Task details: Identify every line in the records below that contains the word "Gestión", and reproduce each one.

Recorded information:
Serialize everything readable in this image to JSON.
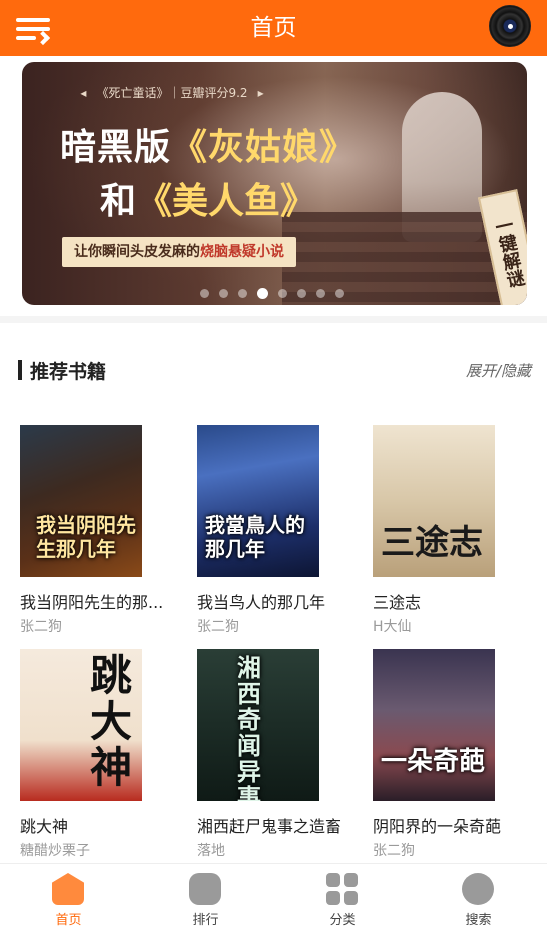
{
  "header": {
    "title": "首页",
    "menu_icon": "menu-icon",
    "avatar_icon": "vinyl-avatar-icon"
  },
  "banner": {
    "subtitle_book": "《死亡童话》",
    "subtitle_score": "豆瓣评分9.2",
    "line1_pre": "暗黑版",
    "line1_hl": "《灰姑娘》",
    "line2_pre": "和",
    "line2_hl": "《美人鱼》",
    "tag_pre": "让你瞬间头皮发麻的",
    "tag_hl": "烧脑悬疑小说",
    "badge": "一键解谜",
    "dots_count": 8,
    "active_dot": 3
  },
  "section": {
    "title": "推荐书籍",
    "toggle": "展开/隐藏"
  },
  "books": [
    {
      "title": "我当阴阳先生的那...",
      "author": "张二狗",
      "cover_text": "我当阴阳先生那几年"
    },
    {
      "title": "我当鸟人的那几年",
      "author": "张二狗",
      "cover_text": "我當鳥人的那几年"
    },
    {
      "title": "三途志",
      "author": "H大仙",
      "cover_text": "三途志"
    },
    {
      "title": "跳大神",
      "author": "糖醋炒栗子",
      "cover_text": "跳大神"
    },
    {
      "title": "湘西赶尸鬼事之造畜",
      "author": "落地",
      "cover_text": "湘西奇闻异事"
    },
    {
      "title": "阴阳界的一朵奇葩",
      "author": "张二狗",
      "cover_text": "一朵奇葩"
    }
  ],
  "tabs": [
    {
      "label": "首页",
      "icon": "home-icon",
      "active": true
    },
    {
      "label": "排行",
      "icon": "rank-icon",
      "active": false
    },
    {
      "label": "分类",
      "icon": "category-icon",
      "active": false
    },
    {
      "label": "搜索",
      "icon": "search-icon",
      "active": false
    }
  ],
  "colors": {
    "accent": "#ff6a0d",
    "background": "#f4f4f4",
    "muted_text": "#9a9a9a"
  }
}
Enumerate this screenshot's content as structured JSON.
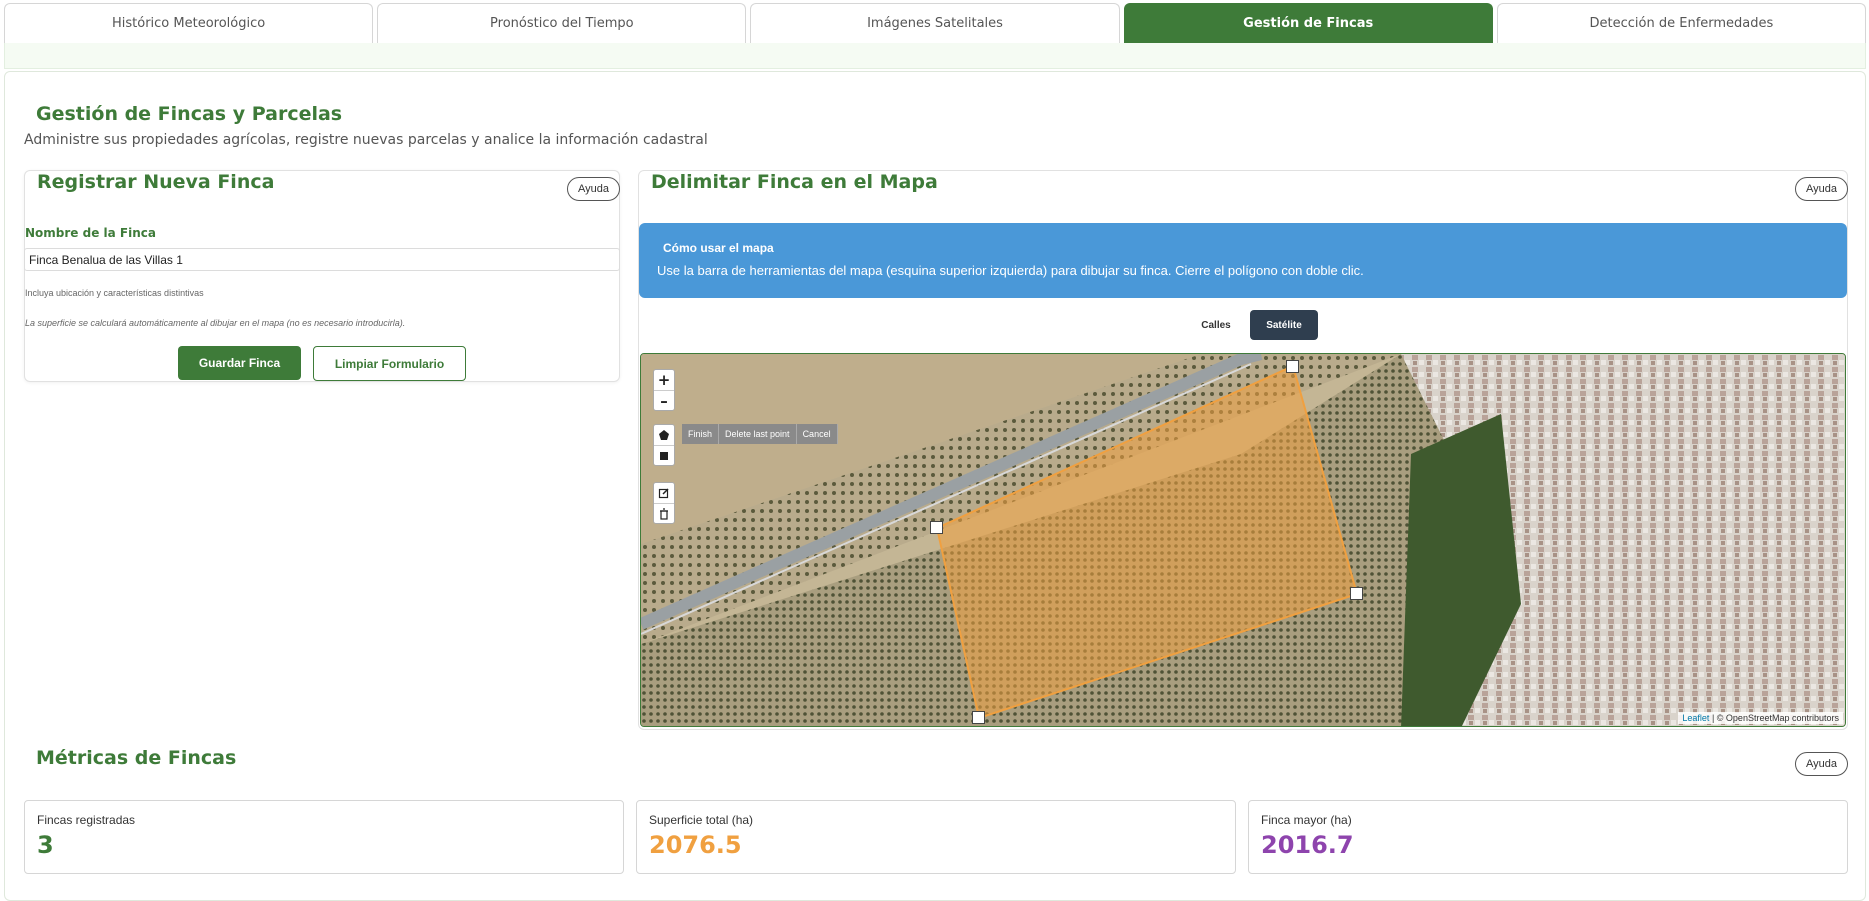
{
  "tabs": [
    {
      "label": "Histórico Meteorológico",
      "active": false
    },
    {
      "label": "Pronóstico del Tiempo",
      "active": false
    },
    {
      "label": "Imágenes Satelitales",
      "active": false
    },
    {
      "label": "Gestión de Fincas",
      "active": true
    },
    {
      "label": "Detección de Enfermedades",
      "active": false
    }
  ],
  "page": {
    "title": "Gestión de Fincas y Parcelas",
    "subtitle": "Administre sus propiedades agrícolas, registre nuevas parcelas y analice la información cadastral"
  },
  "register": {
    "title": "Registrar Nueva Finca",
    "help": "Ayuda",
    "name_label": "Nombre de la Finca",
    "name_value": "Finca Benalua de las Villas 1",
    "hint": "Incluya ubicación y características distintivas",
    "surface_note": "La superficie se calculará automáticamente al dibujar en el mapa (no es necesario introducirla).",
    "save_label": "Guardar Finca",
    "clear_label": "Limpiar Formulario"
  },
  "map_section": {
    "title": "Delimitar Finca en el Mapa",
    "help": "Ayuda",
    "info_title": "Cómo usar el mapa",
    "info_text": "Use la barra de herramientas del mapa (esquina superior izquierda) para dibujar su finca. Cierre el polígono con doble clic.",
    "layer_streets": "Calles",
    "layer_satellite": "Satélite",
    "active_layer": "Satélite",
    "zoom_in": "+",
    "zoom_out": "–",
    "draw_finish": "Finish",
    "draw_delete_last": "Delete last point",
    "draw_cancel": "Cancel",
    "attribution_leaflet": "Leaflet",
    "attribution_osm": "© OpenStreetMap contributors",
    "polygon_color": "#f0a040"
  },
  "metrics": {
    "title": "Métricas de Fincas",
    "help": "Ayuda",
    "items": [
      {
        "label": "Fincas registradas",
        "value": "3",
        "color": "#3e7b39"
      },
      {
        "label": "Superficie total (ha)",
        "value": "2076.5",
        "color": "#f0a040"
      },
      {
        "label": "Finca mayor (ha)",
        "value": "2016.7",
        "color": "#8e44ad"
      }
    ]
  },
  "colors": {
    "brand_green": "#3e7b39",
    "info_blue": "#4a98d8",
    "dark_button": "#2f3e4f"
  }
}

The completed task:
      "label": "Gestión de Fincas",
    "title": "Gestión de Fincas y Parcelas",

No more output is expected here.